## Your objective
Search the entries for the word "icon". Copy every line that holds it.

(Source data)
------------------------------

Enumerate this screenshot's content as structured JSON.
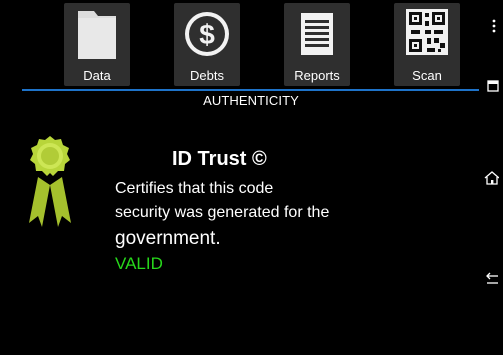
{
  "toolbar": {
    "tabs": [
      {
        "label": "Data",
        "icon": "folder-icon"
      },
      {
        "label": "Debts",
        "icon": "dollar-icon"
      },
      {
        "label": "Reports",
        "icon": "report-icon"
      },
      {
        "label": "Scan",
        "icon": "qr-code-icon"
      }
    ]
  },
  "page": {
    "section_title": "AUTHENTICITY"
  },
  "certificate": {
    "title": "ID Trust ©",
    "line1": "Certifies that this code",
    "line2": "security was generated for the",
    "line3": "government.",
    "status": "VALID"
  },
  "colors": {
    "accent": "#1e73c9",
    "status_valid": "#27d81b",
    "badge": "#b8d53a"
  },
  "system_nav": [
    "more-icon",
    "recent-apps-icon",
    "home-icon",
    "back-icon"
  ]
}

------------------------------

## Solution to the problem
        "icon": "folder-icon"
        "icon": "dollar-icon"
        "icon": "report-icon"
        "icon": "qr-code-icon"
    "more-icon",
    "recent-apps-icon",
    "home-icon",
    "back-icon"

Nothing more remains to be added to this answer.